The 2015 Towards Maturity benchmark makes for sober reading:

  • Only three out of 10 organisations are achieving improved productivity and engagement from their L&D initiatives.
  • Only two out of 10 have seen improvements in the learning culture of the organisation.
  • Only four out of 10 are achieving increased efficiency as a result of their training strategies.

So despite the desire from L&D teams to provide services that will have a significant impact on business agility, along with organisational and individual performance, this is not happening for most.

There is some good news, however, as the top performers – in the top 10% of Towards Maturity’s study – are having a big impact on both business and individual performance. These top deck organisations report improvements in productivity (12%), employee engagement (21%) and reduction in costs (16%).

So what can the majority learn from the few? Well the top performer’s approach to learning is fundamentally different, moving away from the delivery of courses to finding new ways of supporting learning and performance in the heart of the workplace.Towards Maturity Report 2015

The majority of top organisations (94%) consider the course to be just one option for building skills (53% average). While 86% adopt approaches that support learning in the flow of work (compared to the 47% average).

The report includes data provided by more than 600 L&D professionals in 55 countries, with inputs from 1,600 learners. Thanks to the support of Towards Maturity’s Ambassadors – including the Charity Learning Consortium and Corporate eLearning Consortium – annual benchmarking findings, case studies and resources are available to download for free at:

The 2015 Benchmark Report is crammed with statistics and analysis, here are some more key facts:

  • 55% of training programmes are now offered entirely face-to-face
  • 19% of all training budgets is spent on learning technologies
  • Although 90% of organisations now use eLearning content and 86% of organisations use live online learning, only 79% of organisations use learning management systems.
  • 67% use mobile learning, 68% use best practice videos
  • 27% provide micro content (under 10 minutes), 29% provide online job aids
  • Top Barriers to change as reported by L&D leaders are:
    • 63% – cost of set up , development and maintenance
    • 63% – lack of skills by staff to manage their own learning
    • 60% – unreliable bandwidth/infrastructure
    • 56% – lack of L&D skills

Laura OvertonLaura Overton, Managing Director of Towards Maturity, commented,

“This year’s Benchmark Report has discovered that L&D teams of Top Deck learning organisations have clear working partnerships with the line of business. Compared to the average, they are twice as likely to identify key performance measures that are important to the business and to have a plan in place to meet those goals. Their management teams are twice as likely to assign board level accountability for learning and 90% expect managers to take responsibility for the learning of their staff. This close working partnership means that L&D are in a position to apply innovative solutions that deliver an appreciable contribution to the bottom line.’’
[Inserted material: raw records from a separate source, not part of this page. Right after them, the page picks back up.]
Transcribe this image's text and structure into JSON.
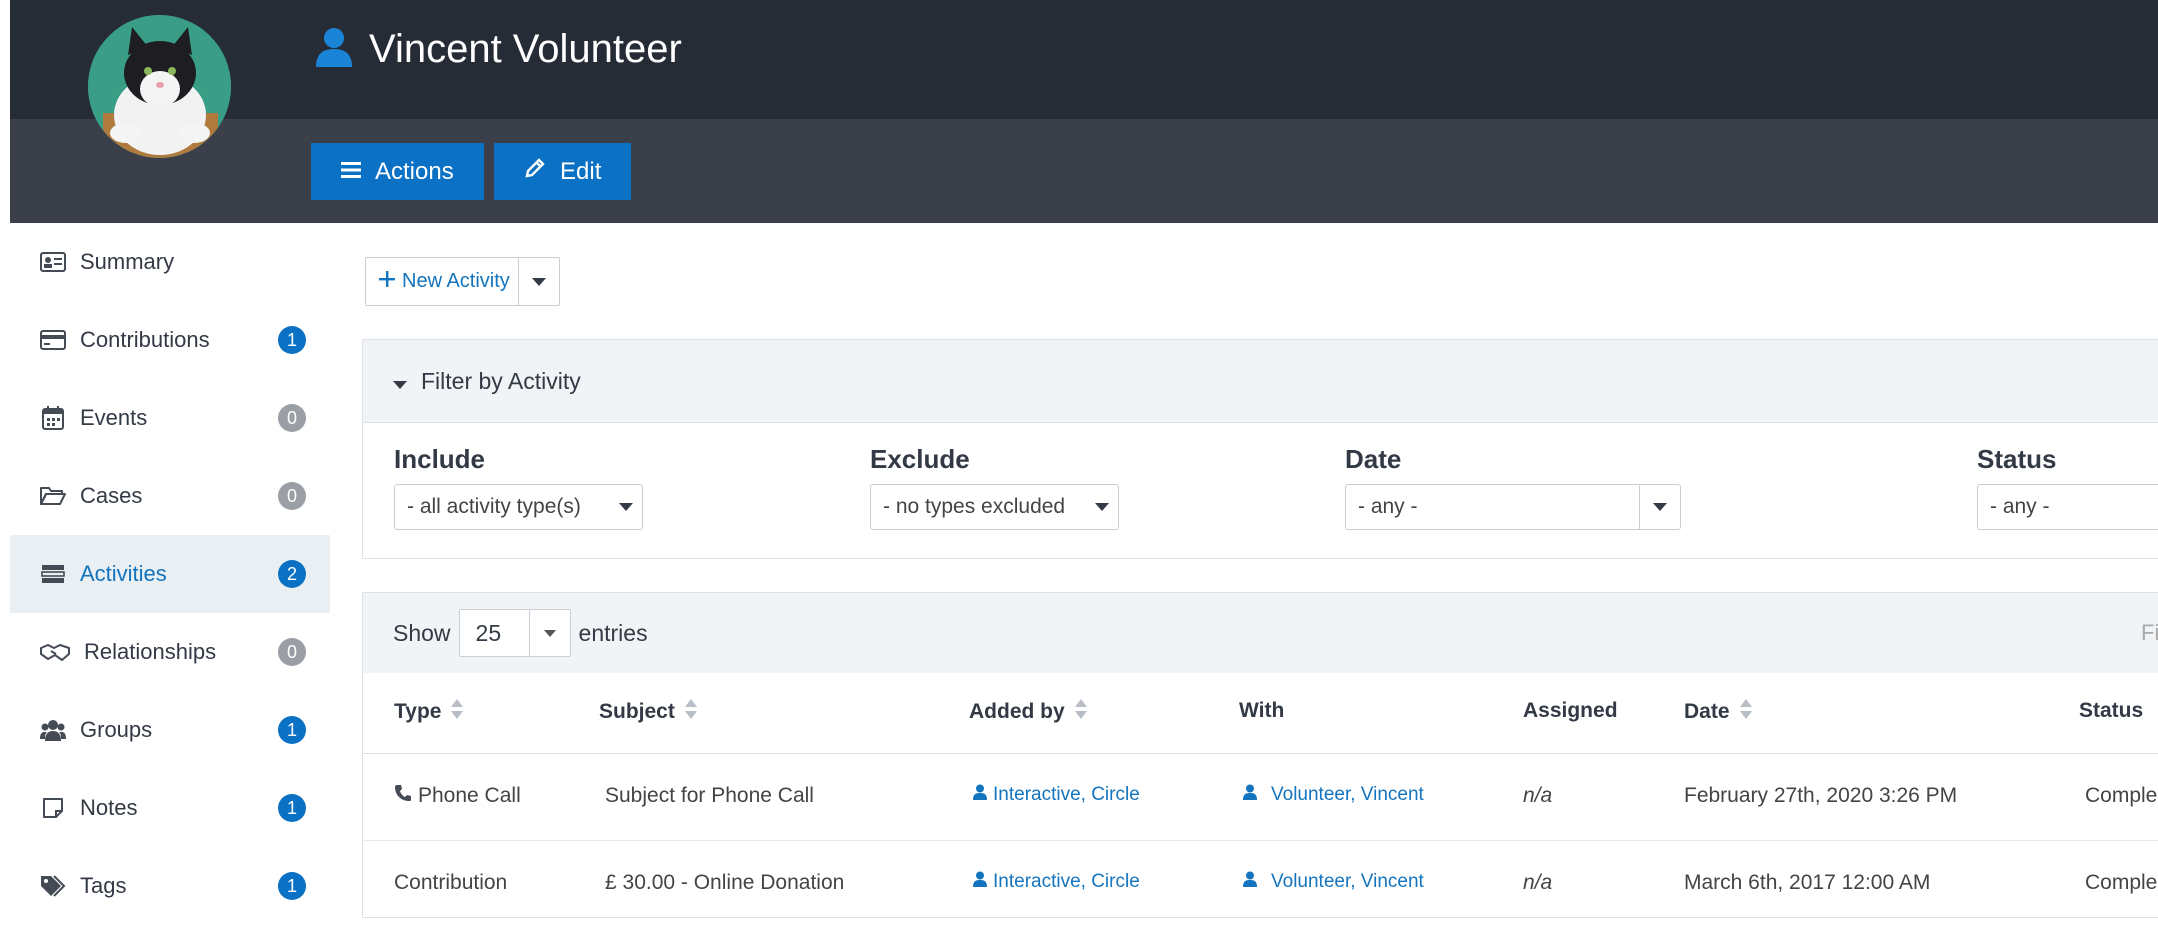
{
  "contact": {
    "name": "Vincent Volunteer"
  },
  "header": {
    "actions_label": "Actions",
    "edit_label": "Edit"
  },
  "sidebar": {
    "items": [
      {
        "label": "Summary",
        "icon": "id-card-icon",
        "count": null
      },
      {
        "label": "Contributions",
        "icon": "credit-card-icon",
        "count": "1"
      },
      {
        "label": "Events",
        "icon": "calendar-icon",
        "count": "0"
      },
      {
        "label": "Cases",
        "icon": "folder-open-icon",
        "count": "0"
      },
      {
        "label": "Activities",
        "icon": "tasks-icon",
        "count": "2",
        "active": true
      },
      {
        "label": "Relationships",
        "icon": "handshake-icon",
        "count": "0"
      },
      {
        "label": "Groups",
        "icon": "users-icon",
        "count": "1"
      },
      {
        "label": "Notes",
        "icon": "sticky-note-icon",
        "count": "1"
      },
      {
        "label": "Tags",
        "icon": "tags-icon",
        "count": "1"
      }
    ]
  },
  "toolbar": {
    "new_activity_label": "New Activity"
  },
  "filter": {
    "title": "Filter by Activity",
    "include_label": "Include",
    "include_value": "- all activity type(s)",
    "exclude_label": "Exclude",
    "exclude_value": "- no types excluded",
    "date_label": "Date",
    "date_value": "- any -",
    "status_label": "Status",
    "status_value": "- any -"
  },
  "table": {
    "show_label": "Show",
    "entries_value": "25",
    "entries_label": "entries",
    "filter_cut": "Fi",
    "columns": [
      "Type",
      "Subject",
      "Added by",
      "With",
      "Assigned",
      "Date",
      "Status"
    ],
    "rows": [
      {
        "type": "Phone Call",
        "subject": "Subject for Phone Call",
        "added_by": "Interactive, Circle",
        "with": "Volunteer, Vincent",
        "assigned": "n/a",
        "date": "February 27th, 2020 3:26 PM",
        "status": "Comple"
      },
      {
        "type": "Contribution",
        "subject": "£ 30.00 - Online Donation",
        "added_by": "Interactive, Circle",
        "with": "Volunteer, Vincent",
        "assigned": "n/a",
        "date": "March 6th, 2017 12:00 AM",
        "status": "Comple"
      }
    ]
  },
  "colors": {
    "header_dark": "#262c36",
    "header_mid": "#3a3f49",
    "primary": "#0a71c5",
    "link": "#1474bd"
  }
}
Top Deck Learning teams are not only working in meaningful ways with business leaders, they are also have a consumer driven approach to supporting staff with 86% of Top Deck learning teams reporting they are proactive in understanding how their learners learn (30% on average), 76% involving staff up front in learning design (35% average).

Commenting in the Foreword of this report, Dave Buglass, Head of Organisational Capability and Development at Tesco Bank, said,
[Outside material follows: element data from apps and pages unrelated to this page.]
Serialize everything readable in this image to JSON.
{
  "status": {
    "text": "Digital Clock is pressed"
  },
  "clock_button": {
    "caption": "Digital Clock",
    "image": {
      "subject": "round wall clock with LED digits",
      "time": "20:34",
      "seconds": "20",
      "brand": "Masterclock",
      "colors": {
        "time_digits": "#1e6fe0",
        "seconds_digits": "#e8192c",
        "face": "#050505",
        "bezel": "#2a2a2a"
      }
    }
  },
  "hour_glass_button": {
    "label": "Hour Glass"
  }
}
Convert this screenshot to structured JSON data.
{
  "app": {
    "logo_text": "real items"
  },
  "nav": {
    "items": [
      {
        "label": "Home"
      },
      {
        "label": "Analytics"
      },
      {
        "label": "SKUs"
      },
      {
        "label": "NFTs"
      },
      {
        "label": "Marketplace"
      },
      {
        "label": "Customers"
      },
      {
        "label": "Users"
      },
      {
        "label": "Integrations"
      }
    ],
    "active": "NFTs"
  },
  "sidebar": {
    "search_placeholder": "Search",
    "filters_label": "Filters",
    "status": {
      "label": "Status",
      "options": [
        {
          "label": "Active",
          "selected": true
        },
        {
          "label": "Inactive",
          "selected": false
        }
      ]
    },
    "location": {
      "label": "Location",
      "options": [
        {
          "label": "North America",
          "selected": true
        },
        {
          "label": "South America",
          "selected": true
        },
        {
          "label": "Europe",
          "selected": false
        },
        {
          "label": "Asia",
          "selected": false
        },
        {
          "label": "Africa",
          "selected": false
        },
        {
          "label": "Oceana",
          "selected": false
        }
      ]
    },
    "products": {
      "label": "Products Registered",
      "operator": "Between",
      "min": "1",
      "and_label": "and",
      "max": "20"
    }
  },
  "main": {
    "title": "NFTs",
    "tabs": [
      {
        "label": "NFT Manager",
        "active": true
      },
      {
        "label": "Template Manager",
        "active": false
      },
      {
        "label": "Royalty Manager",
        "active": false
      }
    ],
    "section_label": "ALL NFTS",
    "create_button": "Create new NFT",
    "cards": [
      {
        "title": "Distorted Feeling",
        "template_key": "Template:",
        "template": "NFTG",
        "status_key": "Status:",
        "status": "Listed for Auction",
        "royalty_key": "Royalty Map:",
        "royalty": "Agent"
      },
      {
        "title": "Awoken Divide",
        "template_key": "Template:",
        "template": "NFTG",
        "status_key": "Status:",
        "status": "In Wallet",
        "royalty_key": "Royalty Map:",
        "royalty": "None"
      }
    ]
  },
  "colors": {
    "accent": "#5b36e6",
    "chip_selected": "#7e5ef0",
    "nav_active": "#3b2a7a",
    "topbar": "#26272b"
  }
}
“When it comes to supporting staff, out of all the functions in HR, L&D has the potential to be the most consumer-centric, but when seven out of 10 do not even know how their staff learn what they need to do their jobs today, we are clearly missing an opportunity.”
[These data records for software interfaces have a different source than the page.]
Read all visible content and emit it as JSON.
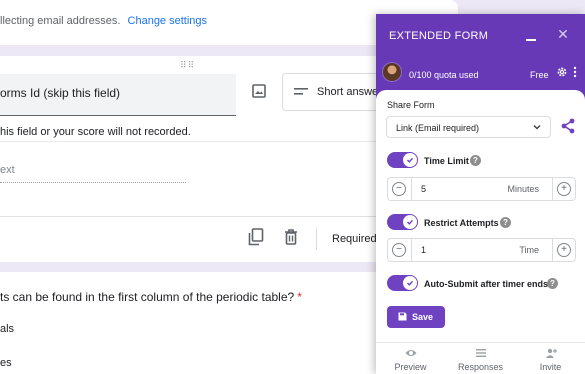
{
  "form": {
    "email_note": "llecting email addresses.",
    "change_settings_link": "Change settings",
    "question1": {
      "title": "orms Id (skip this field)",
      "type_label": "Short answer",
      "description": "his field or your score will not recorded.",
      "answer_hint": "ext",
      "required_label": "Required"
    },
    "question2": {
      "text": "ts can be found in the first column of the periodic table?",
      "required_mark": "*",
      "option1": "als",
      "option2": "es"
    }
  },
  "extension": {
    "title": "EXTENDED FORM",
    "quota_text": "0/100 quota used",
    "plan": "Free",
    "share_form_label": "Share Form",
    "share_select_value": "Link (Email required)",
    "time_limit": {
      "label": "Time Limit",
      "enabled": true,
      "value": "5",
      "unit": "Minutes"
    },
    "restrict_attempts": {
      "label": "Restrict Attempts",
      "enabled": true,
      "value": "1",
      "unit": "Time"
    },
    "auto_submit": {
      "label": "Auto-Submit after timer ends",
      "enabled": true
    },
    "save_label": "Save",
    "nav": {
      "preview": "Preview",
      "responses": "Responses",
      "invite": "Invite"
    },
    "colors": {
      "header": "#6839b7",
      "accent": "#6f42c1"
    }
  }
}
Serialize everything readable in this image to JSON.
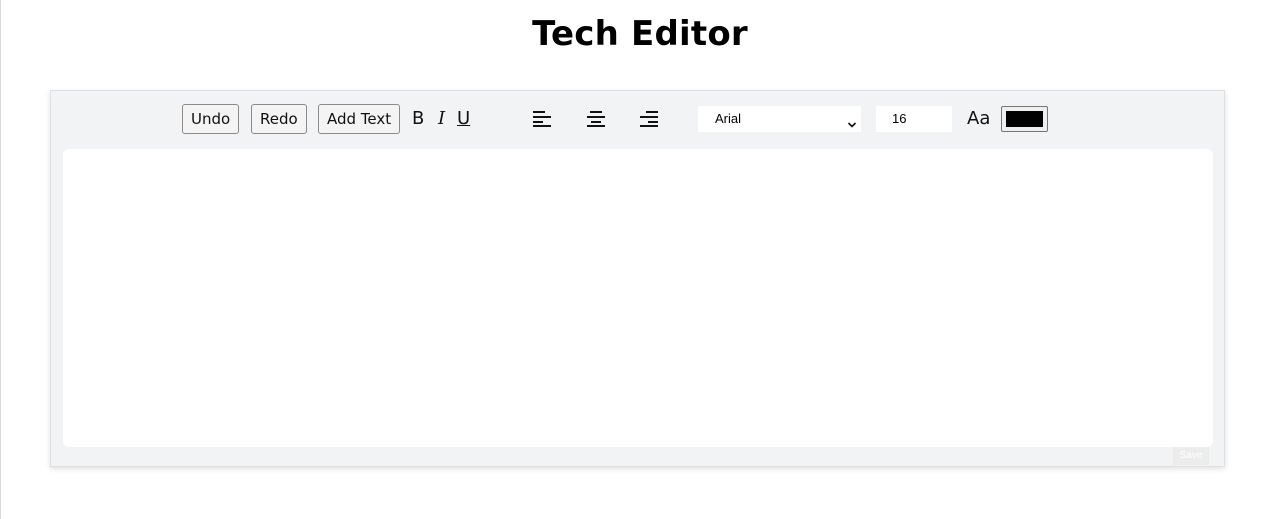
{
  "page": {
    "title": "Tech Editor"
  },
  "toolbar": {
    "undo_label": "Undo",
    "redo_label": "Redo",
    "add_text_label": "Add Text",
    "bold_label": "B",
    "italic_label": "I",
    "underline_label": "U",
    "align_icons": [
      "align-left-icon",
      "align-center-icon",
      "align-right-icon"
    ],
    "font_family": {
      "selected": "Arial"
    },
    "font_size": {
      "value": "16"
    },
    "case_toggle_label": "Aa",
    "text_color": "#000000"
  },
  "editor": {
    "content": ""
  },
  "footer": {
    "save_label": "Save"
  },
  "colors": {
    "container_background": "#f2f3f5",
    "editor_background": "#ffffff",
    "save_button_background": "#ececec"
  }
}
The Report also explores the new skills required by today’s L&D teams if they are to exploit the opportunities available. These include: marketing and stakeholder management; learning analytics; digital content creation; and facilitating collaboration. The Top Deck organisations are twice as likely to have these skills in place today. However, whilst 77% of Top Deck organisations are investing in Continued Professional Development for L&D staff, one in four of the participants overall do not know how their L&D staff are building the new skills that they need.

“There’s evidence, from the report, that top performing organisations are embracing change throughout the business and are realising their vision of the future, providing a direction for others to follow,” said Laura. “They are recognising that a consumer-focused, technology-enabled learning strategy builds business performance and employee engagement.”

“In the face of these – and other – challenges, many L&D professionals appear to be shy of using data and evidence to inform their decisions,” Laura said. “Currently, only 16 per cent of L&D practitioners are using learning analytics to improve the service they offer – and only ten per cent actively use benchmarking as a performance improvement tool.”

“Yet 84 per cent of those who’ve benchmarked this year have found new ideas to take their strategy forward,” she added. “So L&D professionals who share some of the high expectations and frustrations of their peers could benefit by using the Towards Maturity Benchmark to help stimulate fresh ideas – and improve their corporate standing and effectiveness.”